> **Problem description**
Find every line in the records below that holds the word "Hindi", and copy each one.

> **Dataset content**
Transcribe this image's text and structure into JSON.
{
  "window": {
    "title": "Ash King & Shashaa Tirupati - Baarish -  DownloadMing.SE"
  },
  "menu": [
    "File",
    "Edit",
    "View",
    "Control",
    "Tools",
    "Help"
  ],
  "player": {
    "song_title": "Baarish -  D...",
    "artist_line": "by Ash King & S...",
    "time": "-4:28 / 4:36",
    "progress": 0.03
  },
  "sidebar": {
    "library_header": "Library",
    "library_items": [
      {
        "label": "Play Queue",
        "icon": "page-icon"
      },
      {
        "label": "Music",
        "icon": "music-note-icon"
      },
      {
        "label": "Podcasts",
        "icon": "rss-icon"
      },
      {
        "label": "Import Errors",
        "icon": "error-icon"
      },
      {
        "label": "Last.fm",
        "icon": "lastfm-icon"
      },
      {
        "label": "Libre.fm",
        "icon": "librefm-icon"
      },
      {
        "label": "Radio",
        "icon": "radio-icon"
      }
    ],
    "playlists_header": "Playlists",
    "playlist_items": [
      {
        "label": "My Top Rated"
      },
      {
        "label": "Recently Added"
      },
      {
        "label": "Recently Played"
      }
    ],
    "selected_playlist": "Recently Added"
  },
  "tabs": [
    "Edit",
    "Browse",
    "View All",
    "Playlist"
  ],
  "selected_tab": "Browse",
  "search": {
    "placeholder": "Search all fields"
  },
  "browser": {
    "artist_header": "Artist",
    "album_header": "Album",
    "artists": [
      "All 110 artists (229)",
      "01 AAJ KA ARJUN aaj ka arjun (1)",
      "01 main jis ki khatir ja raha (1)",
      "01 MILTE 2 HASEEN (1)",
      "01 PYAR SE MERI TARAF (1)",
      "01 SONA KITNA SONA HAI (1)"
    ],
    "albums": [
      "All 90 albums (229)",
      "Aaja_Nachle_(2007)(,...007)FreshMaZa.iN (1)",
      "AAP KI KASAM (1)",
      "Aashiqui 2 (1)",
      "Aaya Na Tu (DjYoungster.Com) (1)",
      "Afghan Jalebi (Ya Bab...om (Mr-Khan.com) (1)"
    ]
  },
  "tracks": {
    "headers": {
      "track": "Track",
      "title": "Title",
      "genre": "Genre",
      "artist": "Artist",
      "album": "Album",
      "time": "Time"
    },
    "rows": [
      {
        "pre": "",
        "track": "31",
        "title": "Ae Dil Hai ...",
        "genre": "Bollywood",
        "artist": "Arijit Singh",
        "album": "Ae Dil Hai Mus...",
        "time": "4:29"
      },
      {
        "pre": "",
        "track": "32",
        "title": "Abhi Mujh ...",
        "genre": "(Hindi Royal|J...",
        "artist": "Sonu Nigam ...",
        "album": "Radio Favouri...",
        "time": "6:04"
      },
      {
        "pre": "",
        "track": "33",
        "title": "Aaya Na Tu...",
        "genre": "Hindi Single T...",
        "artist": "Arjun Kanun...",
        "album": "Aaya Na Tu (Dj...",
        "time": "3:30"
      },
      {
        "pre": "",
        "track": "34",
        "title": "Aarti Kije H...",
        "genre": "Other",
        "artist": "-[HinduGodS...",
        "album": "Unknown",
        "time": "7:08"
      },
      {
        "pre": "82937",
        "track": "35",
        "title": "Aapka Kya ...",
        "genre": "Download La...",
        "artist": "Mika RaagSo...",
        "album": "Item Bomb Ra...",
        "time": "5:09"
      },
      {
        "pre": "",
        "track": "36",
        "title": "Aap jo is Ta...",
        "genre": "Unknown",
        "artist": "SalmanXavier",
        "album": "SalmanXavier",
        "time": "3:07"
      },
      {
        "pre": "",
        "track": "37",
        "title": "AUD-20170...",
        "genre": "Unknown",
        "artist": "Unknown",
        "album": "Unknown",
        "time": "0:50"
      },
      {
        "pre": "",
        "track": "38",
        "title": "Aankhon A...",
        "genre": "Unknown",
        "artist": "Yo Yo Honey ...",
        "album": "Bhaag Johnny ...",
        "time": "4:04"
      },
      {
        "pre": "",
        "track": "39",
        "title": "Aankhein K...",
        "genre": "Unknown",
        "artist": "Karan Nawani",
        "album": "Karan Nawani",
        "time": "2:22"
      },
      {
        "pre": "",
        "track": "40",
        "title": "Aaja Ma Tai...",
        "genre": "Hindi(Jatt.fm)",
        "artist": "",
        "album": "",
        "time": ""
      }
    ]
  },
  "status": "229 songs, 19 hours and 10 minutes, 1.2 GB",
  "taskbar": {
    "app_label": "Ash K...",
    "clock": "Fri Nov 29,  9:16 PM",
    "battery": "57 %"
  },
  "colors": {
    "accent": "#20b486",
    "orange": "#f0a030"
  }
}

> **Reply to the exercise**
        "genre": "(Hindi Royal|J...",
        "genre": "Hindi Single T...",
        "genre": "Hindi(Jatt.fm)",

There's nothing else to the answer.